◆ **Activity**
A complete and exact copy of the data below is the task.

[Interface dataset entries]

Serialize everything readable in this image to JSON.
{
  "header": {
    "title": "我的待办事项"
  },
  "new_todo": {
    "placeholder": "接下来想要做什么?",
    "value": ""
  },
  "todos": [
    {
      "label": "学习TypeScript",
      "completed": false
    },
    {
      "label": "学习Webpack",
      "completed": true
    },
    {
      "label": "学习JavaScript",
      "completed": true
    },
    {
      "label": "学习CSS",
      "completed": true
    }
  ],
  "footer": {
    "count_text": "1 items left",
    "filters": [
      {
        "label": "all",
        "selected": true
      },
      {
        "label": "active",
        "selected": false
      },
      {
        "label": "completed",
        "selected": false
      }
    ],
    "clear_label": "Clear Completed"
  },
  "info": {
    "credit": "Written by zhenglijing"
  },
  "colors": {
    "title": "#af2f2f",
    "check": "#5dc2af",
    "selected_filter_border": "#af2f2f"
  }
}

◆ **Task result**
Serialize everything readable in this image to JSON.
{
  "header": {
    "title": "我的待办事项"
  },
  "new_todo": {
    "placeholder": "接下来想要做什么?",
    "value": ""
  },
  "todos": [
    {
      "label": "学习TypeScript",
      "completed": false
    },
    {
      "label": "学习Webpack",
      "completed": true
    },
    {
      "label": "学习JavaScript",
      "completed": true
    },
    {
      "label": "学习CSS",
      "completed": true
    }
  ],
  "footer": {
    "count_text": "1 items left",
    "filters": [
      {
        "label": "all",
        "selected": true
      },
      {
        "label": "active",
        "selected": false
      },
      {
        "label": "completed",
        "selected": false
      }
    ],
    "clear_label": "Clear Completed"
  },
  "info": {
    "credit": "Written by zhenglijing"
  },
  "colors": {
    "title": "#af2f2f",
    "check": "#5dc2af",
    "selected_filter_border": "#af2f2f"
  }
}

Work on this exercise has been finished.